• [Exercise input]
....

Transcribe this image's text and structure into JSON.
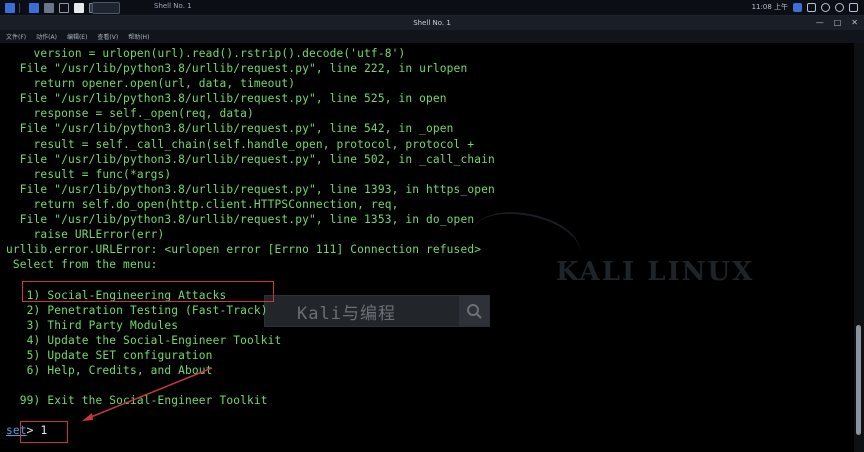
{
  "taskbar": {
    "active_task": "Shell No. 1",
    "clock": "11:08 上午",
    "icons": [
      "kali-menu-icon",
      "workspace-1-icon",
      "workspace-2-icon",
      "workspace-3-icon",
      "workspace-4-icon",
      "file-manager-icon",
      "terminal-task-icon"
    ],
    "colors": {
      "blue": "#3b6fd6",
      "gray": "#6c7686",
      "white": "#e6e9ee",
      "green": "#3bbd5e"
    }
  },
  "window": {
    "title": "Shell No. 1",
    "minimize": "—",
    "maximize": "□",
    "close": "✕"
  },
  "menu": [
    "文件(F)",
    "动作(A)",
    "编辑(E)",
    "查看(V)",
    "帮助(H)"
  ],
  "terminal": {
    "lines": [
      "    version = urlopen(url).read().rstrip().decode('utf-8')",
      "  File \"/usr/lib/python3.8/urllib/request.py\", line 222, in urlopen",
      "    return opener.open(url, data, timeout)",
      "  File \"/usr/lib/python3.8/urllib/request.py\", line 525, in open",
      "    response = self._open(req, data)",
      "  File \"/usr/lib/python3.8/urllib/request.py\", line 542, in _open",
      "    result = self._call_chain(self.handle_open, protocol, protocol +",
      "  File \"/usr/lib/python3.8/urllib/request.py\", line 502, in _call_chain",
      "    result = func(*args)",
      "  File \"/usr/lib/python3.8/urllib/request.py\", line 1393, in https_open",
      "    return self.do_open(http.client.HTTPSConnection, req,",
      "  File \"/usr/lib/python3.8/urllib/request.py\", line 1353, in do_open",
      "    raise URLError(err)",
      "urllib.error.URLError: <urlopen error [Errno 111] Connection refused>",
      " Select from the menu:",
      "",
      "   1) Social-Engineering Attacks",
      "   2) Penetration Testing (Fast-Track)",
      "   3) Third Party Modules",
      "   4) Update the Social-Engineer Toolkit",
      "   5) Update SET configuration",
      "   6) Help, Credits, and About",
      "",
      "  99) Exit the Social-Engineer Toolkit",
      ""
    ],
    "prompt_label": "set",
    "prompt_suffix": "> ",
    "prompt_input": "1",
    "text_color": "#72d96a",
    "watermark": "KALI LINUX",
    "overlay_caption": "Kali与编程",
    "annotation_color": "#c8383a"
  }
}
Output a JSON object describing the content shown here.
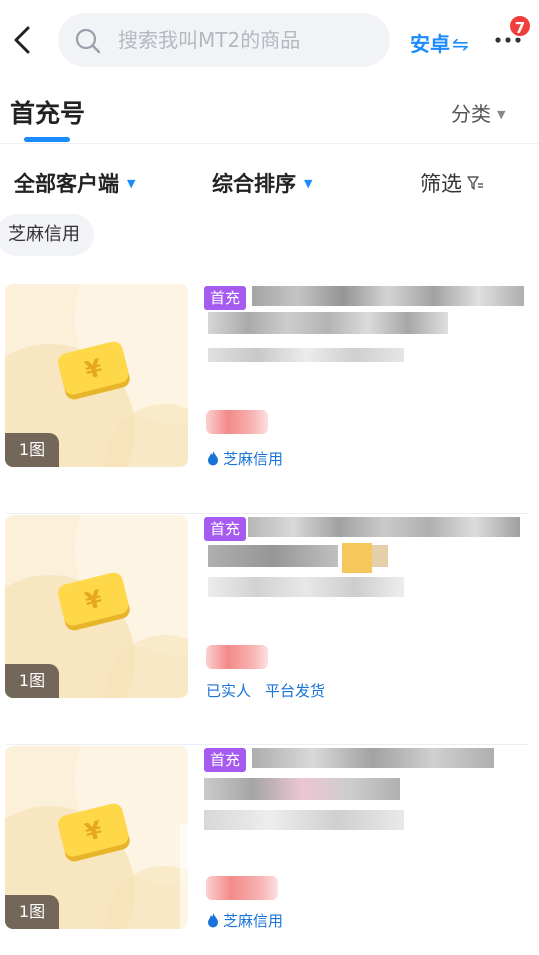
{
  "search": {
    "placeholder": "搜索我叫MT2的商品"
  },
  "header": {
    "platform_label": "安卓",
    "platform_swap": "⇋",
    "more_badge": "7"
  },
  "page": {
    "title": "首充号",
    "category_label": "分类"
  },
  "filters": {
    "client": "全部客户端",
    "sort": "综合排序",
    "filter": "筛选"
  },
  "chip": {
    "label": "芝麻信用"
  },
  "items": [
    {
      "tag": "首充",
      "image_count": "1图",
      "labels": [
        "芝麻信用"
      ]
    },
    {
      "tag": "首充",
      "image_count": "1图",
      "labels": [
        "已实人",
        "平台发货"
      ]
    },
    {
      "tag": "首充",
      "image_count": "1图",
      "labels": [
        "芝麻信用"
      ]
    }
  ],
  "colors": {
    "accent": "#1a8cff",
    "tag": "#a55af0",
    "badge": "#f23d3d",
    "label": "#1a73d9"
  }
}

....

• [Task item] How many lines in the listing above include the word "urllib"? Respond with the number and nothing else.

• [Exercise result] 7